"Looking at how other people including competitors solved similar problems and those not in the same field as me can be really helpful."
After I’m done with putting my ideas on paper, I move on with digital sketching. I occasionally do digital wireframing as well, but in most cases, I consider my analogue sketches enough to start building by using the components we have in the design library. If I have a decent amount of screens digitalised, I move on with putting together a prototype in Marvel. This is always an exciting activity, and I constantly have the feeling that I can’t wait to see it working (or not working) in the end. Sometimes, if I have more time, I add a little touch by using timer functionality to switch between screens in order to, for example, mock loading states or pulsating cursors for form fields.

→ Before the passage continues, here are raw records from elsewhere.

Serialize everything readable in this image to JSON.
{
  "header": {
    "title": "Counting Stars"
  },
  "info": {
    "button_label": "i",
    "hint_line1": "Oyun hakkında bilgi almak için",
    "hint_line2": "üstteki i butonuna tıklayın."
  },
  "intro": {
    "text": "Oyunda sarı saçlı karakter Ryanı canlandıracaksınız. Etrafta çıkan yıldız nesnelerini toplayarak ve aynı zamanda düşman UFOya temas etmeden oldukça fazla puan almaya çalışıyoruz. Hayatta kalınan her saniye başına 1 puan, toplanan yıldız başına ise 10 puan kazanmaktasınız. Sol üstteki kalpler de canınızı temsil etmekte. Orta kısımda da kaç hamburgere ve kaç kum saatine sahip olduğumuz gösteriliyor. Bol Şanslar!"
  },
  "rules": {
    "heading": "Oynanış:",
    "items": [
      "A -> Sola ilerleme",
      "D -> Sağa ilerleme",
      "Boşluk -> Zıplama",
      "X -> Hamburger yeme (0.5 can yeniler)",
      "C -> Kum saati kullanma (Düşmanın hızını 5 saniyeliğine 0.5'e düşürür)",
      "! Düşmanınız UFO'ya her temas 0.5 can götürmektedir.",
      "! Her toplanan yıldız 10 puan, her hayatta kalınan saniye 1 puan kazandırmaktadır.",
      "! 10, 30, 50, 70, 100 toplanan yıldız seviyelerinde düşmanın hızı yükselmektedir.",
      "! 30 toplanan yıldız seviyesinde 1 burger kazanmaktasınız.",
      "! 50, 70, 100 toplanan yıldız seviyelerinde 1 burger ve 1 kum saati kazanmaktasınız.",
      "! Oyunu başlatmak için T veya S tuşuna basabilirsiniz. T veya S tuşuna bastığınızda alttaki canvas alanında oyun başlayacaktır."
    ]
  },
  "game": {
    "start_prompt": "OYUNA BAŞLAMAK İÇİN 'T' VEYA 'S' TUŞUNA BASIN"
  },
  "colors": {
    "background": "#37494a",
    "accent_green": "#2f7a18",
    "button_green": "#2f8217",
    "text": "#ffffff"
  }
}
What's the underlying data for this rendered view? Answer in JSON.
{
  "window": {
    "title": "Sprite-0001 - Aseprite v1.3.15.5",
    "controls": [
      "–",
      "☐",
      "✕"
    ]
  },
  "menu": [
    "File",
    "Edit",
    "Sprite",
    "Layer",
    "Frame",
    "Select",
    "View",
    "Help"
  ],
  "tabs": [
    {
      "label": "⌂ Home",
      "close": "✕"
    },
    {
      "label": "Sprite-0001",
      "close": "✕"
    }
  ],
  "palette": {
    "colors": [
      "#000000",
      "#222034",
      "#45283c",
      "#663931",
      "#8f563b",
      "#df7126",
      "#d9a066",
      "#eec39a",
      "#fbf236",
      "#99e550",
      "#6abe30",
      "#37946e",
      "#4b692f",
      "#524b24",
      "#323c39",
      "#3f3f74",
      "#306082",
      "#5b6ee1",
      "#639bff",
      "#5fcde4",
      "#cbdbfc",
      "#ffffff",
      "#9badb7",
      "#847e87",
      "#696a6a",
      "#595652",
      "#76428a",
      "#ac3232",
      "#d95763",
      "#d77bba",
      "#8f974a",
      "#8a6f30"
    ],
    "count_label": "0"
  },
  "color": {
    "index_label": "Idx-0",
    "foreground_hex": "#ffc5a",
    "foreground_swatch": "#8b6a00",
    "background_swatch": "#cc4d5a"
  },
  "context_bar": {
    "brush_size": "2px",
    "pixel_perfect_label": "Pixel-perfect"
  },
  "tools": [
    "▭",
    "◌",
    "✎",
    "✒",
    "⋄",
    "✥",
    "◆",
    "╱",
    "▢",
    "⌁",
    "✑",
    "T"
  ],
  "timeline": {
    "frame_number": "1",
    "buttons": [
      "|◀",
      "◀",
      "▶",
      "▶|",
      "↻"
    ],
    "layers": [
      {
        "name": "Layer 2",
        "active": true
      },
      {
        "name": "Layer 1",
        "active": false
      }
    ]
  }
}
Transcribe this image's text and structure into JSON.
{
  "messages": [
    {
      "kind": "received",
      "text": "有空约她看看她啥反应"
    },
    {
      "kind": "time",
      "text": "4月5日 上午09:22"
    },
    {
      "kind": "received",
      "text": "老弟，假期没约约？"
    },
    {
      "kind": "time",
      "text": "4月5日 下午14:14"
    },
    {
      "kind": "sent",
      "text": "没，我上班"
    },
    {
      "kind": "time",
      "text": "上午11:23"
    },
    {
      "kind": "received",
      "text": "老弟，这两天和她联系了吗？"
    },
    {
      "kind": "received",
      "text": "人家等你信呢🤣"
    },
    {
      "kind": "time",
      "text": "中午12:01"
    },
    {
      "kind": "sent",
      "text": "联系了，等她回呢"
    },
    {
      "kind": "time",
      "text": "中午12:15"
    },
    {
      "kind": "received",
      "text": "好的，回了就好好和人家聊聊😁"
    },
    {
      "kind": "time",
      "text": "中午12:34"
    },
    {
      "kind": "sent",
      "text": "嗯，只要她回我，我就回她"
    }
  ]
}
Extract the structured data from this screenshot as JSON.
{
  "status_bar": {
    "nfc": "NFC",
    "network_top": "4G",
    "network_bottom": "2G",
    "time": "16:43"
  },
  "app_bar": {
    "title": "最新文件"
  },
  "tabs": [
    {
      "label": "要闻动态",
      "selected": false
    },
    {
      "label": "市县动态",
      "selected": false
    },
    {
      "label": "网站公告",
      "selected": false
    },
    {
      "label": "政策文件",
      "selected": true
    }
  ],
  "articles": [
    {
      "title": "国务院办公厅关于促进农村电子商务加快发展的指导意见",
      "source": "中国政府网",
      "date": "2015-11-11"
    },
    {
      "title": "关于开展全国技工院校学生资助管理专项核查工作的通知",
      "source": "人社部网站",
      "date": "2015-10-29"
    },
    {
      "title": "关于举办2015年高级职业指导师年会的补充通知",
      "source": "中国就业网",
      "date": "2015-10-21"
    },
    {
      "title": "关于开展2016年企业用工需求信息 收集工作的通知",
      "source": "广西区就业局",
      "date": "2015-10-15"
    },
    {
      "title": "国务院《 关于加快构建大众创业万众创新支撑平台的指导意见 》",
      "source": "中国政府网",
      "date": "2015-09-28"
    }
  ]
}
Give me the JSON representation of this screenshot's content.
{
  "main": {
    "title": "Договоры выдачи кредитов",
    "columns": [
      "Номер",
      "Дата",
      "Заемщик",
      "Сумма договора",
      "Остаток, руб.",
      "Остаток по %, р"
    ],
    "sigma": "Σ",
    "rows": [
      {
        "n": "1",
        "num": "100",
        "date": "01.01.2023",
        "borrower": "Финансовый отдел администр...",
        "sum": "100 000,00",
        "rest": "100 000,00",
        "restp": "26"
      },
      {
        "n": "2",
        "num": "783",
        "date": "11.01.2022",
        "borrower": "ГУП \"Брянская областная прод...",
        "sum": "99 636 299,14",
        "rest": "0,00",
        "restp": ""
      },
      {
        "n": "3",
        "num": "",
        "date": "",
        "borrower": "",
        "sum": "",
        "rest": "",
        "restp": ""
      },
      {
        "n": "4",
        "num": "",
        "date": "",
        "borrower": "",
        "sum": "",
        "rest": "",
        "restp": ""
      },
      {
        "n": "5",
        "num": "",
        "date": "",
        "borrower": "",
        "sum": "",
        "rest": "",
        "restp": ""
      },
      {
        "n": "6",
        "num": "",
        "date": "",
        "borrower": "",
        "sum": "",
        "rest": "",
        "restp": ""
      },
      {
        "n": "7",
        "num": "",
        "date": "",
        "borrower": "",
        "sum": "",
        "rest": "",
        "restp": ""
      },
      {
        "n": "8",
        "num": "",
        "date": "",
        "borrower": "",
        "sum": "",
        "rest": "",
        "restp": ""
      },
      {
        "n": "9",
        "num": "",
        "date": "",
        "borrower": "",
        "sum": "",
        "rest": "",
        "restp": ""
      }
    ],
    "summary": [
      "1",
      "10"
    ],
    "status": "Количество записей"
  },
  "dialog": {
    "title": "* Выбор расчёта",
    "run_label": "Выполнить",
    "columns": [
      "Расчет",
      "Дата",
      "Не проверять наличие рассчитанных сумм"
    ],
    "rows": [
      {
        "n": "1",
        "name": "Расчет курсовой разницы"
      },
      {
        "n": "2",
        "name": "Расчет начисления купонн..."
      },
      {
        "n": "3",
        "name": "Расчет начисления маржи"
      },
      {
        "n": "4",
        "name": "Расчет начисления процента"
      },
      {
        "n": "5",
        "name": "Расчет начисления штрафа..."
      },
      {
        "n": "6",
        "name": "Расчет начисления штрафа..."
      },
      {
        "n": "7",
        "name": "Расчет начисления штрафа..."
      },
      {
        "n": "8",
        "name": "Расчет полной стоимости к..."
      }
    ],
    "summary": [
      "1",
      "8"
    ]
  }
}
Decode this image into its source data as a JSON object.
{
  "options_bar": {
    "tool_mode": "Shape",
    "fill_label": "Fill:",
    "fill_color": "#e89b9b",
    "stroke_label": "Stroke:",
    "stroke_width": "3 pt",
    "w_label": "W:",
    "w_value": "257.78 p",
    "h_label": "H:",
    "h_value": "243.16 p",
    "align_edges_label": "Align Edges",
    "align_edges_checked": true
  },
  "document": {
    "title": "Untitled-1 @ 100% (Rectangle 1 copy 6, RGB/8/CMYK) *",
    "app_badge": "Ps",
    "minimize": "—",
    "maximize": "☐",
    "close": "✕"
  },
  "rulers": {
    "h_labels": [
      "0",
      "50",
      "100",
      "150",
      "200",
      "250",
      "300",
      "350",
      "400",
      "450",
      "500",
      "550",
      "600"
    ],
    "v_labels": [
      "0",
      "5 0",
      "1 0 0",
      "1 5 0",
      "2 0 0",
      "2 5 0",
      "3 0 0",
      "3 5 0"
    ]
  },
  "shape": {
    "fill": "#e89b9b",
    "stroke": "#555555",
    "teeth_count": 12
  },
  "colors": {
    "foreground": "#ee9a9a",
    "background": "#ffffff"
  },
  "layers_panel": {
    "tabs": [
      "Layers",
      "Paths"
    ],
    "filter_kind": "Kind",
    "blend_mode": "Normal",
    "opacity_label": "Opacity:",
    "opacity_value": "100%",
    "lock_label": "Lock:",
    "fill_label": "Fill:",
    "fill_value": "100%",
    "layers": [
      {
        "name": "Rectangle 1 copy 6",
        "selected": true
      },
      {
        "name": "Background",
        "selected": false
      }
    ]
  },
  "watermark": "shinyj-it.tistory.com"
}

After I’m more or less finished with the prototype – or several iterations of it, done based on my own critical eye, the peer review sessions, facts delivered by data analyst or the feedback from the project team – I’m handing it over to the product manager or the researcher to prepare for the usability testing sessions. Sometimes I’ll take part in the usability testing sessions as an observer, but as I don’t always have time to watch live, I’ll learn from the prepared conclusions or recordings.
My workflow is based on the available design and support resources that we have. Pen and paper are my main tools for sketching, followed by Sketch that allows me to pull components from our library to create screens, and finally Marvel for doing the magic in order to put it all together. In addition to these key tools, I use a few different communication and task management tools on a daily basis. Depending on the complexity of a project I may also pick up other design tools for storyboarding or mapping.
What is it about your design workflow or process that you would recommend to other people in the Marvel community that could inspire them to work more efficiently?
Sketching with pen and paper as a serious tool for everyone. By using this technique you could reach some points much earlier than if you were to use digital tools and avoid some work frustration.
Putting together your own project timeline for design work and keeping track of it is another great skill that helps plan the necessary workflow for a specific project and simply let you rest assured that it will work out in the end.
What advice would you give to other designers when working with developers?
When it comes to new products or features, put some effort into defining the terminology so both teams will have a common way of understanding each other. Put together your own dictionary to refer to, consisting of design screens with several rectangles with agreed definitions pointing to them. Engage developers more in design decisions and you might start hearing the word ‘‘impossible’’ less.
“When creating new products or features, take the time to define terminology that both designers and developers can understand so you have a common way of understanding each other.”
Last question, how do you stay organised not just in Marvel but also in your day-to-day?
Everywhere I can, I try to give the situation some structure. I try to bundle things up whenever there’s too much to keep track of easily and I do so with everything; my digital tools, documents, my personal life and apartment.
My calendar is my one source of truth and has multiple layers of colour-coded boxes. For both my professional and personal life, every single appointment or task which has been time-boxed flows through this one point. Accompanied by occasional to-do lists, this makes me feel pretty organized.